== Data shown ==

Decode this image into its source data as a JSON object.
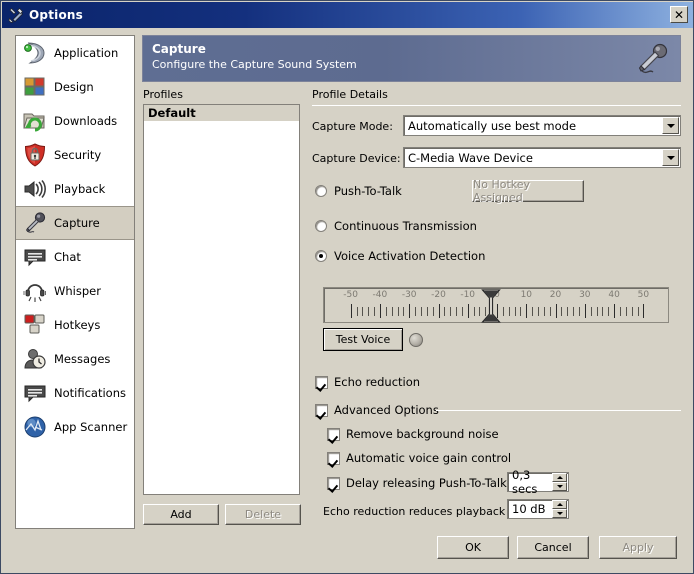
{
  "window": {
    "title": "Options",
    "title_icon": "tools-icon",
    "close_label": "✕"
  },
  "sidebar": {
    "items": [
      {
        "label": "Application",
        "icon": "application-icon",
        "selected": false
      },
      {
        "label": "Design",
        "icon": "design-icon",
        "selected": false
      },
      {
        "label": "Downloads",
        "icon": "downloads-icon",
        "selected": false
      },
      {
        "label": "Security",
        "icon": "security-shield-icon",
        "selected": false
      },
      {
        "label": "Playback",
        "icon": "speaker-icon",
        "selected": false
      },
      {
        "label": "Capture",
        "icon": "microphone-icon",
        "selected": true
      },
      {
        "label": "Chat",
        "icon": "chat-bubble-icon",
        "selected": false
      },
      {
        "label": "Whisper",
        "icon": "headset-icon",
        "selected": false
      },
      {
        "label": "Hotkeys",
        "icon": "hotkeys-icon",
        "selected": false
      },
      {
        "label": "Messages",
        "icon": "messages-icon",
        "selected": false
      },
      {
        "label": "Notifications",
        "icon": "notifications-icon",
        "selected": false
      },
      {
        "label": "App Scanner",
        "icon": "app-scanner-icon",
        "selected": false
      }
    ]
  },
  "banner": {
    "title": "Capture",
    "subtitle": "Configure the Capture Sound System",
    "icon": "microphone-icon"
  },
  "profiles": {
    "label": "Profiles",
    "items": [
      "Default"
    ],
    "add_label": "Add",
    "delete_label": "Delete",
    "delete_enabled": false
  },
  "details": {
    "label": "Profile Details",
    "capture_mode_label": "Capture Mode:",
    "capture_mode_value": "Automatically use best mode",
    "capture_device_label": "Capture Device:",
    "capture_device_value": "C-Media Wave Device",
    "mode_options": [
      {
        "label": "Push-To-Talk",
        "selected": false
      },
      {
        "label": "Continuous Transmission",
        "selected": false
      },
      {
        "label": "Voice Activation Detection",
        "selected": true
      }
    ],
    "hotkey_button_label": "No Hotkey Assigned",
    "hotkey_button_enabled": false,
    "test_voice_label": "Test Voice",
    "led_state": "off"
  },
  "meter": {
    "min": -55,
    "max": 55,
    "thumb_value": -2,
    "tick_labels": [
      "-50",
      "-40",
      "-30",
      "-20",
      "-10",
      "0",
      "10",
      "20",
      "30",
      "40",
      "50"
    ],
    "tick_label_values": [
      -50,
      -40,
      -30,
      -20,
      -10,
      0,
      10,
      20,
      30,
      40,
      50
    ],
    "major_ticks": [
      -50,
      -40,
      -30,
      -20,
      -10,
      0,
      10,
      20,
      30,
      40,
      50
    ],
    "minor_step": 2
  },
  "options": {
    "echo_reduction": {
      "label": "Echo reduction",
      "checked": true
    },
    "advanced": {
      "label": "Advanced Options",
      "checked": true
    },
    "remove_noise": {
      "label": "Remove background noise",
      "checked": true
    },
    "auto_gain": {
      "label": "Automatic voice gain control",
      "checked": true
    },
    "delay_ptt": {
      "label": "Delay releasing Push-To-Talk:",
      "checked": true,
      "value": "0,3 secs"
    },
    "echo_playback": {
      "label": "Echo reduction reduces playback by:",
      "value": "10 dB"
    }
  },
  "footer": {
    "ok_label": "OK",
    "cancel_label": "Cancel",
    "apply_label": "Apply",
    "apply_enabled": false
  },
  "colors": {
    "face": "#d6d2c6",
    "title_start": "#0a246a",
    "banner_start": "#5f6e93",
    "selected_row": "#d3cec1"
  }
}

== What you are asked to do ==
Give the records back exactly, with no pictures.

== Output for this task ==
Decode this image into its source data as a JSON object.
{
  "window": {
    "title": "Options",
    "title_icon": "tools-icon",
    "close_label": "✕"
  },
  "sidebar": {
    "items": [
      {
        "label": "Application",
        "icon": "application-icon",
        "selected": false
      },
      {
        "label": "Design",
        "icon": "design-icon",
        "selected": false
      },
      {
        "label": "Downloads",
        "icon": "downloads-icon",
        "selected": false
      },
      {
        "label": "Security",
        "icon": "security-shield-icon",
        "selected": false
      },
      {
        "label": "Playback",
        "icon": "speaker-icon",
        "selected": false
      },
      {
        "label": "Capture",
        "icon": "microphone-icon",
        "selected": true
      },
      {
        "label": "Chat",
        "icon": "chat-bubble-icon",
        "selected": false
      },
      {
        "label": "Whisper",
        "icon": "headset-icon",
        "selected": false
      },
      {
        "label": "Hotkeys",
        "icon": "hotkeys-icon",
        "selected": false
      },
      {
        "label": "Messages",
        "icon": "messages-icon",
        "selected": false
      },
      {
        "label": "Notifications",
        "icon": "notifications-icon",
        "selected": false
      },
      {
        "label": "App Scanner",
        "icon": "app-scanner-icon",
        "selected": false
      }
    ]
  },
  "banner": {
    "title": "Capture",
    "subtitle": "Configure the Capture Sound System",
    "icon": "microphone-icon"
  },
  "profiles": {
    "label": "Profiles",
    "items": [
      "Default"
    ],
    "add_label": "Add",
    "delete_label": "Delete",
    "delete_enabled": false
  },
  "details": {
    "label": "Profile Details",
    "capture_mode_label": "Capture Mode:",
    "capture_mode_value": "Automatically use best mode",
    "capture_device_label": "Capture Device:",
    "capture_device_value": "C-Media Wave Device",
    "mode_options": [
      {
        "label": "Push-To-Talk",
        "selected": false
      },
      {
        "label": "Continuous Transmission",
        "selected": false
      },
      {
        "label": "Voice Activation Detection",
        "selected": true
      }
    ],
    "hotkey_button_label": "No Hotkey Assigned",
    "hotkey_button_enabled": false,
    "test_voice_label": "Test Voice",
    "led_state": "off"
  },
  "meter": {
    "min": -55,
    "max": 55,
    "thumb_value": -2,
    "tick_labels": [
      "-50",
      "-40",
      "-30",
      "-20",
      "-10",
      "0",
      "10",
      "20",
      "30",
      "40",
      "50"
    ],
    "tick_label_values": [
      -50,
      -40,
      -30,
      -20,
      -10,
      0,
      10,
      20,
      30,
      40,
      50
    ],
    "major_ticks": [
      -50,
      -40,
      -30,
      -20,
      -10,
      0,
      10,
      20,
      30,
      40,
      50
    ],
    "minor_step": 2
  },
  "options": {
    "echo_reduction": {
      "label": "Echo reduction",
      "checked": true
    },
    "advanced": {
      "label": "Advanced Options",
      "checked": true
    },
    "remove_noise": {
      "label": "Remove background noise",
      "checked": true
    },
    "auto_gain": {
      "label": "Automatic voice gain control",
      "checked": true
    },
    "delay_ptt": {
      "label": "Delay releasing Push-To-Talk:",
      "checked": true,
      "value": "0,3 secs"
    },
    "echo_playback": {
      "label": "Echo reduction reduces playback by:",
      "value": "10 dB"
    }
  },
  "footer": {
    "ok_label": "OK",
    "cancel_label": "Cancel",
    "apply_label": "Apply",
    "apply_enabled": false
  },
  "colors": {
    "face": "#d6d2c6",
    "title_start": "#0a246a",
    "banner_start": "#5f6e93",
    "selected_row": "#d3cec1"
  }
}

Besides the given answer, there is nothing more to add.